Some of the provisions they brought from Gothenburg and Cadiz lasted even on the trip home / homebound voyage. They were stored in the 'banks halls' (halls built on the river banks) at the anchorage, Whampoa, during their stay in China. The provisions left on their homecoming from China could be sold to the next expedition to do a full new round trip to China.

Exactly what provisions did the Gotheborg bring onboard when departing from Sweden? There are no reasons to believe that it should've been different from the normal. It should have been around 12 tons of dried ships bread, 10 tons of salted pork, meat and beef, 2-3 tons of dried fish, 15-25 liters of barley, 10,000 - 20,000 liters of peas. 3,000 - 4,000 liters of beer; 1,000 liters of hard liquor or vodka. 10-20 barrels of salt plus a number of oxen, pigs, goats, turkeys, geese, sheep and hens.

What would you have eaten onboard as a crew member?

What you ate depended on who you were. Onboard, there were individuals with widely differing financial resources.

The first table

A dish with the arms of Colin Campbell, First Supercargo during the first voyage to China with the ship Fredericus Rex Swecia in 1731. Porcelain datable to about that time. Knife and fork drawn as a set of cutlery said to have come from the foundered ship Gotheborg and kept at the Maritime Museum, Gothenburg. Drawing by Lars Gillis, on behalf of Jan-Erik Nilsson

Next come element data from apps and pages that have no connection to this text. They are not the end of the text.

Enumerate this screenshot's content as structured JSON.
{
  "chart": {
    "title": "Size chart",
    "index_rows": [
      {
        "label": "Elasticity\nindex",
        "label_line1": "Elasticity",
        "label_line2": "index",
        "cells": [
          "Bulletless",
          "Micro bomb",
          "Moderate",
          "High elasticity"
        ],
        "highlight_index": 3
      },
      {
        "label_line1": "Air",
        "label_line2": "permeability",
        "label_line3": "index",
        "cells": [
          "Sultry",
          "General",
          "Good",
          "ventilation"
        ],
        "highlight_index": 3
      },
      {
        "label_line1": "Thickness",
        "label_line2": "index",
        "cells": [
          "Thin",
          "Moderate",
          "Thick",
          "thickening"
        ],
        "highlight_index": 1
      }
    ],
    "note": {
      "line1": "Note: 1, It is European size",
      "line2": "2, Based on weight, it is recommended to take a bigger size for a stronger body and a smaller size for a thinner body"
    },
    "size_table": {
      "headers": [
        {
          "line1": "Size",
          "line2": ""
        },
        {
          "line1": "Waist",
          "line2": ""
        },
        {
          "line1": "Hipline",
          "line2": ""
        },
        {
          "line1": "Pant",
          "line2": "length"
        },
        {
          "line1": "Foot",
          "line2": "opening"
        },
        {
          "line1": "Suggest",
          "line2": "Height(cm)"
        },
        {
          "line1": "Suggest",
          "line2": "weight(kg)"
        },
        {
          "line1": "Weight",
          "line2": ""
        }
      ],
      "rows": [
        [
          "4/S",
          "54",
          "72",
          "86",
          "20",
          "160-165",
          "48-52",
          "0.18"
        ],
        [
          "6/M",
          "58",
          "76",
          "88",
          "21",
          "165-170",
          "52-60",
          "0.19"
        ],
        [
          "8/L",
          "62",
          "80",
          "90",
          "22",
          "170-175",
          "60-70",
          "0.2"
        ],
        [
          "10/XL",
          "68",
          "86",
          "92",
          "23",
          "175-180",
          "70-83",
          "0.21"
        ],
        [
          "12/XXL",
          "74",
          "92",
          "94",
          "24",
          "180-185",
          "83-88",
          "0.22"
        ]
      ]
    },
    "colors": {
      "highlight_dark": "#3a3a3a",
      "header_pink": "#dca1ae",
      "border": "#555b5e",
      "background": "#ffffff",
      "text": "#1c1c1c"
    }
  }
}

All higher officials onboard paid for their own supplies and food on board and brought whatever they wanted. Highest rank of all onboard were the super cargoes that had almost no limitation on how extravagantly they could live, provided they had brought a good cook. The only limitations were the practical fact that they would be at sea and the provision would be limited to what could be kept fresh and away from attacks by insects etc for the duration of the trip. During every trip, there were perpetual complaints about the shortcomings of the food from all ranks on board. As for the first table, a butler and their own chef was taking care of their needs. Table seating was set by social regulations and strictly hierarchic. To avoid problems, the East India Company provided the Captain with a fixed seating list, which as far as we know was strictly adhered to during the whole trip.

Second table

Onboard was also a second table where they were to be happy with lesser quality food compared to the first table with no alcohol or wine.

Third table

There was also a school onboard for upcoming trainees / cadet. Cadet school onboard. These had the same food as the crew together with the constable who was in charge of the mid-shipmen or cadets.

The setting of the tables where the crew would have had their food could fairly well be illustrated with an actual photo from the rebuilt East Indiaman Gotheborg III. The height of the area was slightly lower; the light would have been mostly what came in through the cannon gates when open. The mid area of this deck would have been occupied by livestock and poultry kept as fresh food supply for the voyage.
Photo: Jan-Erik Nilsson, May 30th 2005.